So what do these kinds of people drive? The quick answer is a Chevy Camaro, Kia Soul or Ford Flex, according to Strategic Vision, a San Diego-based market research firm. We asked San Francisco-based honk.com, a car shopping website, to help us figure out which cars were most popular with techies, and it worked with Strategic Vision to come up with our list. Its findings are based on a survey of 140,000 consumers over the last two years. Six other vehicles on the list are certainly no surprise: They are the Acura TL, Infiniti G, Lexus IS, the Hyundai Genesis sedan, and the Porsche Cayenne.
Innovators and early adopters "are more likely to choose a luxury brand," said Matt Cragin, honk.com's product information manager. "Even though technology is democratizing, you can still get some pretty cool stuff in a luxury car."
At a base price of $35,105, the 2010 Acura TL, for example, offers Bluetooth connectivity, satellite radio, a USB port and an iPod interface as standard features. Options like a 10-speaker audio system that plays audiophile DVD-Audio discs, a navigation system with voice recognition, and a rear-view camera take it to the next level.
The top rankings for the Kia Soul and Chevy Camaro may be a sign that pure, unadulterated "cool" appeals to innovators as well. Neither is considered a vehicle with groundbreaking on-board technology, Cragin said. But the Soul makes its own quirky styling statement with flashing lights blinking in time with the music on its stereo speakers. Muscle is the Camaro's chief innovation, serving up 300 hp from its direct injection V6 or 426 hp from its V8.
The Ford Flex in part made the list thanks to its edgy exterior styling. "Innovators are people who are more likely to take risks and they will definitely gravitate to vehicles with bolder and more polarizing styling," Cragin said.
But the more staid F-150 pickup was also a top choice among innovators. Ford Sync, an optional on-board communications and entertainment system, helped propel both the Flex and the F-150 into the forefront, he said.
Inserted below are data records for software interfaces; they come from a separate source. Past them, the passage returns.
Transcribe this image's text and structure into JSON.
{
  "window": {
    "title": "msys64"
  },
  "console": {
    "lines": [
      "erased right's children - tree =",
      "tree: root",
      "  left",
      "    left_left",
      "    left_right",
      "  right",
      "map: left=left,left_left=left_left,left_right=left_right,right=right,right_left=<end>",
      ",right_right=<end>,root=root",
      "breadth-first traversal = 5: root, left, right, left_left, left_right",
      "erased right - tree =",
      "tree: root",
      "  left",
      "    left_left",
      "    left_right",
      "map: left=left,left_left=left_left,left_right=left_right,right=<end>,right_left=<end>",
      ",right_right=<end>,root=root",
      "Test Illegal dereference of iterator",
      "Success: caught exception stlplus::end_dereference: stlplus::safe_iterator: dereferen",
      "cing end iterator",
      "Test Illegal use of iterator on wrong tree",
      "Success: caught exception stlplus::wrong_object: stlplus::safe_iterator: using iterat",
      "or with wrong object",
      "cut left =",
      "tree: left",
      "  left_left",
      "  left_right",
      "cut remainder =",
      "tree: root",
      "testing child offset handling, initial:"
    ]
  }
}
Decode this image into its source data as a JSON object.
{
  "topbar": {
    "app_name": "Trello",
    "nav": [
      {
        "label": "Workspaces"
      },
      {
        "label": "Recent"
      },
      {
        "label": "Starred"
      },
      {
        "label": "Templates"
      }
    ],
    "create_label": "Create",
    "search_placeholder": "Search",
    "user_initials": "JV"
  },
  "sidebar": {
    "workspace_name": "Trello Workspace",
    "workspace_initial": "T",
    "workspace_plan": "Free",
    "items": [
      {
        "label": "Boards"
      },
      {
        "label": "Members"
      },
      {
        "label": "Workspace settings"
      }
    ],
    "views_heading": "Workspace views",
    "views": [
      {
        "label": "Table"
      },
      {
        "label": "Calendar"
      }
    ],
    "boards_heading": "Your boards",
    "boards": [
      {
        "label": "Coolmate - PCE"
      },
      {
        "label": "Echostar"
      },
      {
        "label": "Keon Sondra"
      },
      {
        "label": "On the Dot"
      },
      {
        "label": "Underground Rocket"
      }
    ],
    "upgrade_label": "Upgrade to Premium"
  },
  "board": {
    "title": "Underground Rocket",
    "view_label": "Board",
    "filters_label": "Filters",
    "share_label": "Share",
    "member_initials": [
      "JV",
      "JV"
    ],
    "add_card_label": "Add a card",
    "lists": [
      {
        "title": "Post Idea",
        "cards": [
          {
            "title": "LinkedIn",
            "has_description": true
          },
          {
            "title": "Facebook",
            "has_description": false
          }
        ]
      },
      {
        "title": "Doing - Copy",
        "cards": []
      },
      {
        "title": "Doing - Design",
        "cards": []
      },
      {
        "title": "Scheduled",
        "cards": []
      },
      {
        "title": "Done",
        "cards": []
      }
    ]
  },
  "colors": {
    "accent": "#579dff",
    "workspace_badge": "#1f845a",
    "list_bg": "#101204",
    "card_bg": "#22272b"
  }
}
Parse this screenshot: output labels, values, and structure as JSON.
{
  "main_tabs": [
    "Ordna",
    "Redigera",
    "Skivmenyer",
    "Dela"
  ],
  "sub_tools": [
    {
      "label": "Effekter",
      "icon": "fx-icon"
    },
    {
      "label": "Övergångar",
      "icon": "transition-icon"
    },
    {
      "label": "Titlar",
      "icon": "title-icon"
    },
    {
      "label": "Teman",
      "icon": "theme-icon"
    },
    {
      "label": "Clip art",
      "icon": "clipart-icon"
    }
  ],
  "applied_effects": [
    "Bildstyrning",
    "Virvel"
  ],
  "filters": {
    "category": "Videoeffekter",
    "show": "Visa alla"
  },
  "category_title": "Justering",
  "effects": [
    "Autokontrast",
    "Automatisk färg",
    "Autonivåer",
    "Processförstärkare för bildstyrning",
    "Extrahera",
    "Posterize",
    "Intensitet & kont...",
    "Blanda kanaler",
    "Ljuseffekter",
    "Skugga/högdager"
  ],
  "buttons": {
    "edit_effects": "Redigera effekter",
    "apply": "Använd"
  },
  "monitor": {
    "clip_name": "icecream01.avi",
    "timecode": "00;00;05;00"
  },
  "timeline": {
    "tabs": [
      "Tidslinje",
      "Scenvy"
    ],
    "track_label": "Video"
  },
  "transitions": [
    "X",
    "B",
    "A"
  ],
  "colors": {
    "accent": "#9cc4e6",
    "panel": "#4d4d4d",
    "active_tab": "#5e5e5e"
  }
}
Ford launched Sync on a dozen vehicles in 2008 and eventually extended it throughout nearly its entire vehicle lineup. "The 'take rate' for that system is far better than Ford had expected. The company boosted the rate at which it rolled it out to other models. It helped move people up to higher trim levels, and it raised the consideration for Ford products."
Not every buyer of these models is an innovator or early adopter, of course. But at least some of their customers share an adventurous mindset -- and little more than that, according to Cragin. They may be male or female, young or old, rich or poor, he said. "What these folks have in common is a desire to try out new things and share their experiences with their peers."
As a group, they regularly boost the sale of a new technology with their own purchases and then advise their less adventurous friends, relatives and neighbors on the products.
So what do more conservative consumers, the technology laggards prefer? As you might expect, they tended to choose vehicles with less dramatic body styles, older technology or long-established nameplates, like the Chevy Impala, Ford Ranger, or Dodge Grand Caravan.
One surprise was that late adopters had the Toyota Prius ranked fairly high on their list. Cragin takes this as a sign that the hybrid has won over mainstream America.
Top Cars for Technology Innovators:
1. Chevrolet Camaro
2. Kia Soul
3. Ford Flex
4. Hyundai Genesis sedan
5. Porsche Cayenne
6. Ford F-Series pickup
7. Acura TL
8. Infiniti G sedan
9. Volkswagen CC
10. Nissan Maxima
Top Cars for Mainstream Adopters:
1. Chevrolet Impala
2. Ford Ranger
3. Honda Fit
4. Dodge Grand Caravan
5. Buick Lucerne
6. Toyota Prius
7. GMC Sierra
8. Kia Spectra
9. Subaru Forester
10. Chevrolet Colorado